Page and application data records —
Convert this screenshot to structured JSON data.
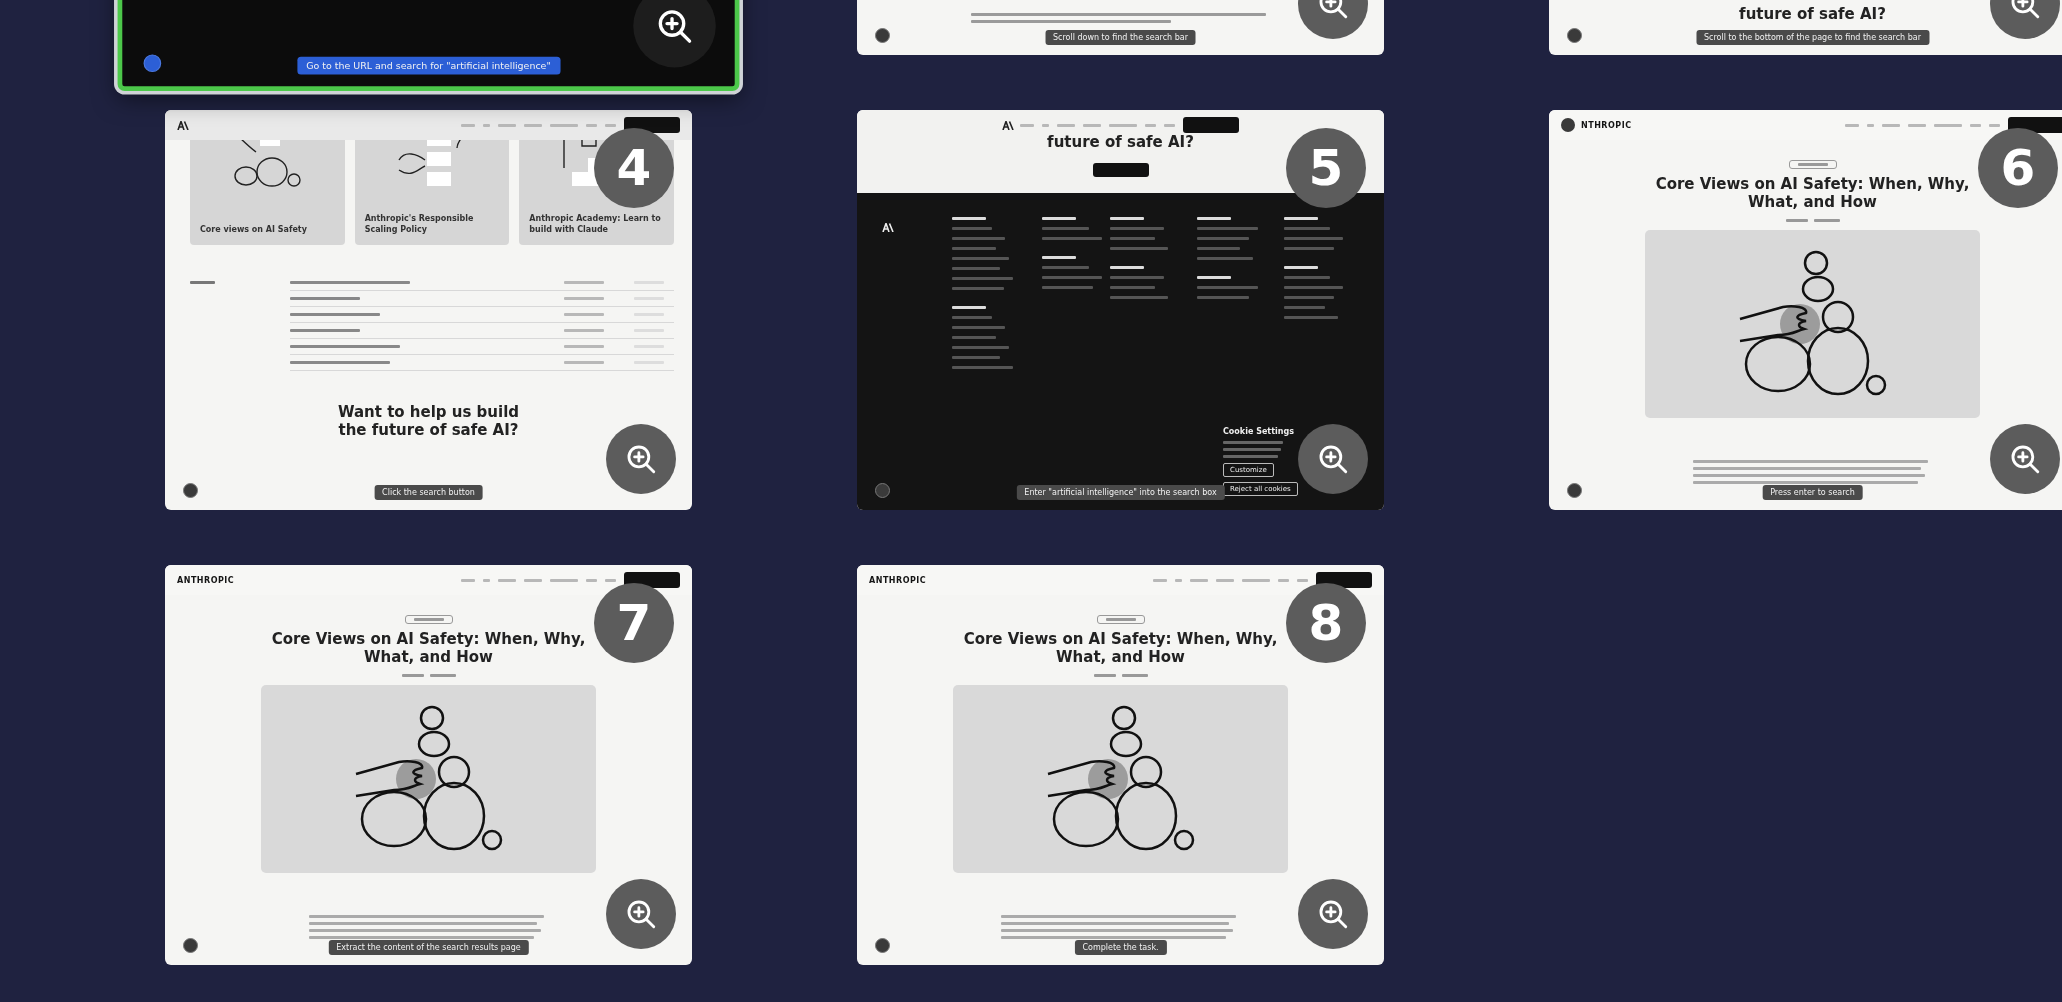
{
  "steps": [
    {
      "kind": "screen",
      "selected": true,
      "caption": "Go to the URL and search for \"artificial intelligence\""
    },
    {
      "kind": "text",
      "selected": false,
      "caption": "Scroll down to find the search bar"
    },
    {
      "kind": "cta",
      "selected": false,
      "heading": "future of safe AI?",
      "caption": "Scroll to the bottom of the page to find the search bar"
    },
    {
      "kind": "listing",
      "selected": false,
      "number": "4",
      "cards": [
        "Core views on AI Safety",
        "Anthropic's Responsible Scaling Policy",
        "Anthropic Academy: Learn to build with Claude"
      ],
      "heading": "Want to help us build the future of safe AI?",
      "caption": "Click the search button"
    },
    {
      "kind": "footer",
      "selected": false,
      "number": "5",
      "heading": "future of safe AI?",
      "cookie": {
        "title": "Cookie Settings",
        "buttons": [
          "Customize",
          "Reject all cookies"
        ]
      },
      "caption": "Enter \"artificial intelligence\" into the search box"
    },
    {
      "kind": "article",
      "selected": false,
      "number": "6",
      "nav": {
        "logo": "NTHROPIC",
        "cursor_over_logo": true
      },
      "title": "Core Views on AI Safety: When, Why, What, and How",
      "caption": "Press enter to search"
    },
    {
      "kind": "article",
      "selected": false,
      "number": "7",
      "nav": {
        "logo": "ANTHROPIC"
      },
      "title": "Core Views on AI Safety: When, Why, What, and How",
      "caption": "Extract the content of the search results page"
    },
    {
      "kind": "article",
      "selected": false,
      "number": "8",
      "nav": {
        "logo": "ANTHROPIC"
      },
      "title": "Core Views on AI Safety: When, Why, What, and How",
      "caption": "Complete the task."
    }
  ]
}
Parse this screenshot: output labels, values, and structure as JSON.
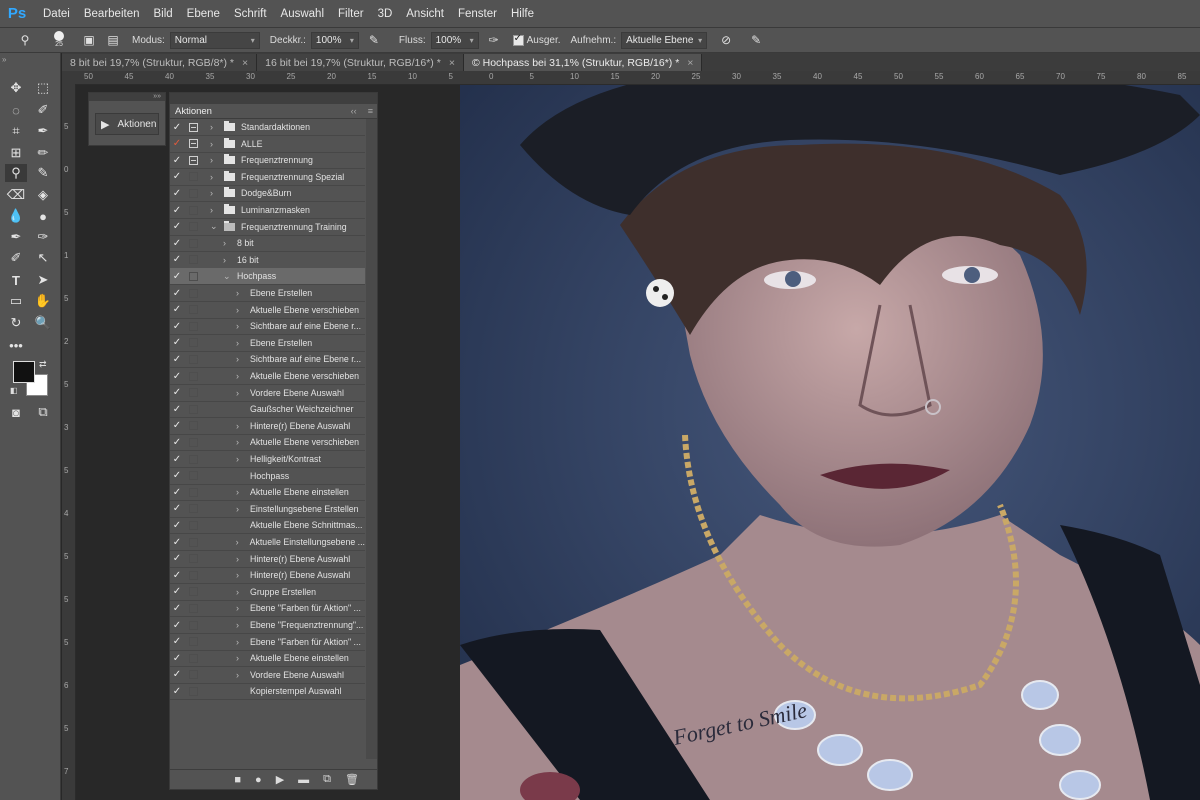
{
  "menubar": {
    "logo": "Ps",
    "items": [
      "Datei",
      "Bearbeiten",
      "Bild",
      "Ebene",
      "Schrift",
      "Auswahl",
      "Filter",
      "3D",
      "Ansicht",
      "Fenster",
      "Hilfe"
    ]
  },
  "options": {
    "brush_size": "25",
    "mode_label": "Modus:",
    "mode_value": "Normal",
    "opacity_label": "Deckkr.:",
    "opacity_value": "100%",
    "flow_label": "Fluss:",
    "flow_value": "100%",
    "aligned_label": "Ausger.",
    "sample_label": "Aufnehm.:",
    "sample_value": "Aktuelle Ebene"
  },
  "tabs": [
    {
      "label": "8 bit bei 19,7% (Struktur, RGB/8*) *"
    },
    {
      "label": "16 bit bei 19,7% (Struktur, RGB/16*) *"
    },
    {
      "label": "© Hochpass bei 31,1% (Struktur, RGB/16*) *"
    }
  ],
  "rulers": {
    "h": [
      "50",
      "45",
      "40",
      "35",
      "30",
      "25",
      "20",
      "15",
      "10",
      "5",
      "0",
      "5",
      "10",
      "15",
      "20",
      "25",
      "30",
      "35",
      "40",
      "45",
      "50",
      "55",
      "60",
      "65",
      "70",
      "75",
      "80",
      "85"
    ],
    "v": [
      "5",
      "0",
      "5",
      "1",
      "5",
      "2",
      "5",
      "3",
      "5",
      "4",
      "5",
      "5",
      "5",
      "6",
      "5",
      "7"
    ]
  },
  "collapsed_panel": {
    "label": "Aktionen"
  },
  "actions_panel": {
    "title": "Aktionen",
    "rows": [
      {
        "label": "Standardaktionen",
        "indent": 0,
        "folder": true,
        "chev": "›",
        "check": "✓",
        "dlg": "on"
      },
      {
        "label": "ALLE",
        "indent": 0,
        "folder": true,
        "chev": "›",
        "check": "✓",
        "red": true,
        "dlg": "on"
      },
      {
        "label": "Frequenztrennung",
        "indent": 0,
        "folder": true,
        "chev": "›",
        "check": "✓",
        "dlg": "on"
      },
      {
        "label": "Frequenztrennung Spezial",
        "indent": 0,
        "folder": true,
        "chev": "›",
        "check": "✓",
        "dlg": "off"
      },
      {
        "label": "Dodge&Burn",
        "indent": 0,
        "folder": true,
        "chev": "›",
        "check": "✓",
        "dlg": "off"
      },
      {
        "label": "Luminanzmasken",
        "indent": 0,
        "folder": true,
        "chev": "›",
        "check": "✓",
        "dlg": "off"
      },
      {
        "label": "Frequenztrennung Training",
        "indent": 0,
        "folder": true,
        "open": true,
        "chev": "⌄",
        "check": "✓",
        "dlg": "off"
      },
      {
        "label": "8 bit",
        "indent": 1,
        "chev": "›",
        "check": "✓",
        "dlg": "off"
      },
      {
        "label": "16 bit",
        "indent": 1,
        "chev": "›",
        "check": "✓",
        "dlg": "off"
      },
      {
        "label": "Hochpass",
        "indent": 1,
        "chev": "⌄",
        "check": "✓",
        "dlg": "off",
        "selected": true
      },
      {
        "label": "Ebene Erstellen",
        "indent": 2,
        "chev": "›",
        "check": "✓",
        "dlg": "off"
      },
      {
        "label": "Aktuelle Ebene verschieben",
        "indent": 2,
        "chev": "›",
        "check": "✓",
        "dlg": "off"
      },
      {
        "label": "Sichtbare auf eine Ebene r...",
        "indent": 2,
        "chev": "›",
        "check": "✓",
        "dlg": "off"
      },
      {
        "label": "Ebene Erstellen",
        "indent": 2,
        "chev": "›",
        "check": "✓",
        "dlg": "off"
      },
      {
        "label": "Sichtbare auf eine Ebene r...",
        "indent": 2,
        "chev": "›",
        "check": "✓",
        "dlg": "off"
      },
      {
        "label": "Aktuelle Ebene verschieben",
        "indent": 2,
        "chev": "›",
        "check": "✓",
        "dlg": "off"
      },
      {
        "label": "Vordere Ebene Auswahl",
        "indent": 2,
        "chev": "›",
        "check": "✓",
        "dlg": "off"
      },
      {
        "label": "Gaußscher Weichzeichner",
        "indent": 2,
        "chev": "",
        "check": "✓",
        "dlg": "off"
      },
      {
        "label": "Hintere(r) Ebene Auswahl",
        "indent": 2,
        "chev": "›",
        "check": "✓",
        "dlg": "off"
      },
      {
        "label": "Aktuelle Ebene verschieben",
        "indent": 2,
        "chev": "›",
        "check": "✓",
        "dlg": "off"
      },
      {
        "label": "Helligkeit/Kontrast",
        "indent": 2,
        "chev": "›",
        "check": "✓",
        "dlg": "off"
      },
      {
        "label": "Hochpass",
        "indent": 2,
        "chev": "",
        "check": "✓",
        "dlg": "off"
      },
      {
        "label": "Aktuelle Ebene einstellen",
        "indent": 2,
        "chev": "›",
        "check": "✓",
        "dlg": "off"
      },
      {
        "label": "Einstellungsebene Erstellen",
        "indent": 2,
        "chev": "›",
        "check": "✓",
        "dlg": "off"
      },
      {
        "label": "Aktuelle Ebene Schnittmas...",
        "indent": 2,
        "chev": "",
        "check": "✓",
        "dlg": "off"
      },
      {
        "label": "Aktuelle Einstellungsebene ...",
        "indent": 2,
        "chev": "›",
        "check": "✓",
        "dlg": "off"
      },
      {
        "label": "Hintere(r) Ebene Auswahl",
        "indent": 2,
        "chev": "›",
        "check": "✓",
        "dlg": "off"
      },
      {
        "label": "Hintere(r) Ebene Auswahl",
        "indent": 2,
        "chev": "›",
        "check": "✓",
        "dlg": "off"
      },
      {
        "label": "Gruppe Erstellen",
        "indent": 2,
        "chev": "›",
        "check": "✓",
        "dlg": "off"
      },
      {
        "label": "Ebene \"Farben für Aktion\" ...",
        "indent": 2,
        "chev": "›",
        "check": "✓",
        "dlg": "off"
      },
      {
        "label": "Ebene \"Frequenztrennung\"...",
        "indent": 2,
        "chev": "›",
        "check": "✓",
        "dlg": "off"
      },
      {
        "label": "Ebene \"Farben für Aktion\" ...",
        "indent": 2,
        "chev": "›",
        "check": "✓",
        "dlg": "off"
      },
      {
        "label": "Aktuelle Ebene einstellen",
        "indent": 2,
        "chev": "›",
        "check": "✓",
        "dlg": "off"
      },
      {
        "label": "Vordere Ebene Auswahl",
        "indent": 2,
        "chev": "›",
        "check": "✓",
        "dlg": "off"
      },
      {
        "label": "Kopierstempel Auswahl",
        "indent": 2,
        "chev": "",
        "check": "✓",
        "dlg": "off"
      }
    ],
    "footer": [
      "stop-icon",
      "record-icon",
      "play-icon",
      "new-set-icon",
      "new-action-icon",
      "trash-icon"
    ]
  },
  "photo": {
    "tattoo_text": "Forget to Smile"
  },
  "colors": {
    "bg": "#282828",
    "panel": "#535353",
    "accent": "#31a8ff",
    "photo_bg": "#2f3f5e"
  }
}
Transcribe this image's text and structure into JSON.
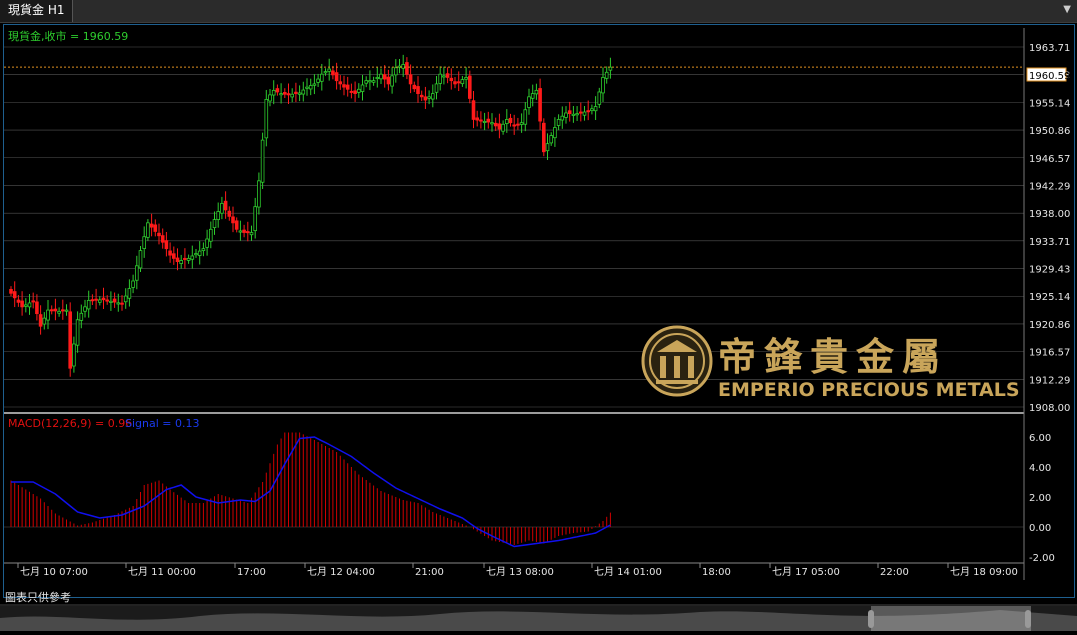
{
  "window": {
    "tab_title": "現貨金 H1"
  },
  "legend": {
    "price_label": "現貨金,收市 = 1960.59",
    "macd_label": "MACD(12,26,9) = 0.96",
    "signal_label": "Signal = 0.13"
  },
  "brand": {
    "cn": "帝鋒貴金屬",
    "en": "EMPERIO PRECIOUS METALS"
  },
  "footer": {
    "note": "圖表只供參考"
  },
  "colors": {
    "bull": "#2ecc2e",
    "bear": "#ff1a1a",
    "macd_hist": "#d00000",
    "signal": "#1010ee",
    "grid": "#555555",
    "last_price_line": "#e09020",
    "gold": "#c9a55a"
  },
  "chart_data": [
    {
      "type": "candlestick",
      "title": "現貨金 H1",
      "y_ticks": [
        "1963.71",
        "1959.43",
        "1955.14",
        "1950.86",
        "1946.57",
        "1942.29",
        "1938.00",
        "1933.71",
        "1929.43",
        "1925.14",
        "1920.86",
        "1916.57",
        "1912.29",
        "1908.00"
      ],
      "ylim": [
        1908.0,
        1963.71
      ],
      "x_tick_labels": [
        "七月 10 07:00",
        "七月 11 00:00",
        "17:00",
        "七月 12 04:00",
        "21:00",
        "七月 13 08:00",
        "七月 14 01:00",
        "18:00",
        "七月 17 05:00",
        "22:00",
        "七月 18 09:00"
      ],
      "last_price": 1960.59,
      "anchors": [
        [
          0,
          1925.6
        ],
        [
          3,
          1923.5
        ],
        [
          6,
          1924.4
        ],
        [
          8,
          1920.5
        ],
        [
          10,
          1923.0
        ],
        [
          13,
          1922.8
        ],
        [
          15,
          1923.0
        ],
        [
          16,
          1914.0
        ],
        [
          18,
          1921.5
        ],
        [
          21,
          1924.5
        ],
        [
          25,
          1924.6
        ],
        [
          30,
          1924.0
        ],
        [
          33,
          1927.5
        ],
        [
          35,
          1932.2
        ],
        [
          37,
          1936.5
        ],
        [
          40,
          1934.5
        ],
        [
          43,
          1931.5
        ],
        [
          45,
          1930.5
        ],
        [
          48,
          1931.0
        ],
        [
          52,
          1932.5
        ],
        [
          55,
          1937.0
        ],
        [
          57,
          1939.5
        ],
        [
          59,
          1937.5
        ],
        [
          61,
          1935.5
        ],
        [
          63,
          1935.0
        ],
        [
          65,
          1935.0
        ],
        [
          67,
          1943.0
        ],
        [
          69,
          1955.6
        ],
        [
          71,
          1957.0
        ],
        [
          73,
          1956.5
        ],
        [
          75,
          1956.3
        ],
        [
          78,
          1956.6
        ],
        [
          80,
          1957.5
        ],
        [
          82,
          1958.0
        ],
        [
          84,
          1959.5
        ],
        [
          86,
          1960.3
        ],
        [
          88,
          1958.5
        ],
        [
          90,
          1957.5
        ],
        [
          93,
          1956.5
        ],
        [
          96,
          1958.5
        ],
        [
          98,
          1958.5
        ],
        [
          100,
          1959.5
        ],
        [
          102,
          1958.0
        ],
        [
          104,
          1960.5
        ],
        [
          106,
          1961.0
        ],
        [
          108,
          1958.0
        ],
        [
          110,
          1956.5
        ],
        [
          112,
          1955.5
        ],
        [
          114,
          1956.5
        ],
        [
          116,
          1959.5
        ],
        [
          118,
          1959.0
        ],
        [
          120,
          1958.0
        ],
        [
          123,
          1959.0
        ],
        [
          125,
          1952.5
        ],
        [
          127,
          1952.3
        ],
        [
          130,
          1952.0
        ],
        [
          132,
          1951.0
        ],
        [
          134,
          1952.5
        ],
        [
          136,
          1951.5
        ],
        [
          138,
          1952.0
        ],
        [
          140,
          1956.0
        ],
        [
          142,
          1957.0
        ],
        [
          144,
          1947.5
        ],
        [
          146,
          1950.0
        ],
        [
          148,
          1952.5
        ],
        [
          150,
          1953.5
        ],
        [
          152,
          1953.3
        ],
        [
          154,
          1953.5
        ],
        [
          156,
          1953.8
        ],
        [
          158,
          1954.5
        ],
        [
          160,
          1959.0
        ],
        [
          162,
          1960.59
        ]
      ],
      "count": 163
    },
    {
      "type": "bar+line",
      "title": "MACD(12,26,9)",
      "y_ticks": [
        "6.00",
        "4.00",
        "2.00",
        "0.00",
        "-2.00"
      ],
      "ylim": [
        -2.0,
        6.0
      ],
      "macd_last": 0.96,
      "signal_last": 0.13,
      "macd_anchors": [
        [
          0,
          3.1
        ],
        [
          8,
          1.9
        ],
        [
          12,
          0.9
        ],
        [
          18,
          0.1
        ],
        [
          22,
          0.3
        ],
        [
          28,
          0.8
        ],
        [
          33,
          1.4
        ],
        [
          36,
          2.8
        ],
        [
          40,
          3.1
        ],
        [
          43,
          2.5
        ],
        [
          48,
          1.6
        ],
        [
          52,
          1.6
        ],
        [
          56,
          2.2
        ],
        [
          60,
          1.9
        ],
        [
          64,
          1.6
        ],
        [
          68,
          3.0
        ],
        [
          72,
          5.5
        ],
        [
          74,
          6.3
        ],
        [
          78,
          6.3
        ],
        [
          82,
          5.8
        ],
        [
          88,
          5.0
        ],
        [
          94,
          3.5
        ],
        [
          100,
          2.4
        ],
        [
          106,
          1.8
        ],
        [
          110,
          1.6
        ],
        [
          114,
          1.0
        ],
        [
          118,
          0.6
        ],
        [
          124,
          0.0
        ],
        [
          130,
          -0.9
        ],
        [
          136,
          -1.2
        ],
        [
          140,
          -0.9
        ],
        [
          144,
          -1.1
        ],
        [
          148,
          -0.6
        ],
        [
          152,
          -0.4
        ],
        [
          156,
          -0.3
        ],
        [
          160,
          0.4
        ],
        [
          162,
          0.96
        ]
      ],
      "signal_anchors": [
        [
          0,
          3.0
        ],
        [
          6,
          3.0
        ],
        [
          12,
          2.2
        ],
        [
          18,
          1.0
        ],
        [
          24,
          0.6
        ],
        [
          30,
          0.8
        ],
        [
          36,
          1.4
        ],
        [
          42,
          2.5
        ],
        [
          46,
          2.8
        ],
        [
          50,
          2.0
        ],
        [
          56,
          1.6
        ],
        [
          62,
          1.8
        ],
        [
          66,
          1.7
        ],
        [
          70,
          2.4
        ],
        [
          74,
          4.2
        ],
        [
          78,
          5.9
        ],
        [
          82,
          6.0
        ],
        [
          86,
          5.5
        ],
        [
          92,
          4.7
        ],
        [
          98,
          3.6
        ],
        [
          104,
          2.6
        ],
        [
          110,
          1.9
        ],
        [
          116,
          1.2
        ],
        [
          122,
          0.6
        ],
        [
          126,
          -0.1
        ],
        [
          130,
          -0.6
        ],
        [
          136,
          -1.3
        ],
        [
          142,
          -1.1
        ],
        [
          148,
          -0.9
        ],
        [
          154,
          -0.6
        ],
        [
          158,
          -0.4
        ],
        [
          162,
          0.13
        ]
      ]
    }
  ]
}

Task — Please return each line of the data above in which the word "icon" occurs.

Solution to this problem —
      "stop-icon",
      "record-icon",
      "play-icon",
      "new-set-icon",
      "new-action-icon",
      "trash-icon"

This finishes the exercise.